#### TASK REQUIREMENTS
Because the pictures are not wanted, reproduce the rest of the records below exactly as they stand.

↓

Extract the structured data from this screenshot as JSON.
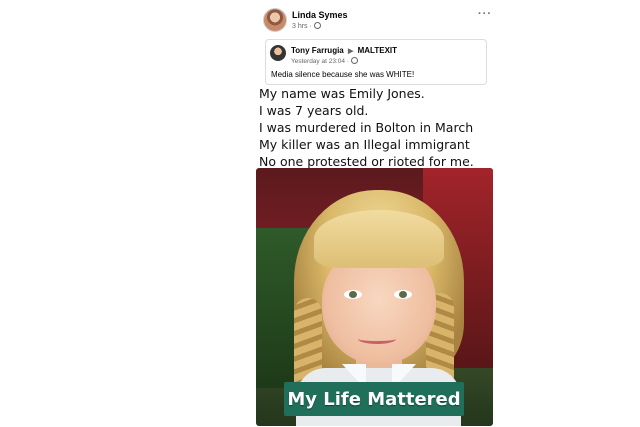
{
  "post": {
    "author": "Linda Symes",
    "meta": "3 hrs ·",
    "more_icon": "more-horizontal-icon"
  },
  "shared_post": {
    "author": "Tony Farrugia",
    "arrow": "▶",
    "group": "MALTEXIT",
    "meta": "Yesterday at 23:04 ·",
    "text": "Media silence because she was WHITE!"
  },
  "meme": {
    "lines": [
      "My name was Emily Jones.",
      "I was 7 years old.",
      "I was murdered in Bolton in March",
      "My killer was an Illegal  immigrant",
      "No one protested or rioted for me."
    ],
    "banner": "My Life Mattered"
  }
}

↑

#### SOLUTION FOR THIS EXERCISE
Extract the structured data from this screenshot as JSON.
{
  "post": {
    "author": "Linda Symes",
    "meta": "3 hrs ·",
    "more_icon": "more-horizontal-icon"
  },
  "shared_post": {
    "author": "Tony Farrugia",
    "arrow": "▶",
    "group": "MALTEXIT",
    "meta": "Yesterday at 23:04 ·",
    "text": "Media silence because she was WHITE!"
  },
  "meme": {
    "lines": [
      "My name was Emily Jones.",
      "I was 7 years old.",
      "I was murdered in Bolton in March",
      "My killer was an Illegal  immigrant",
      "No one protested or rioted for me."
    ],
    "banner": "My Life Mattered"
  }
}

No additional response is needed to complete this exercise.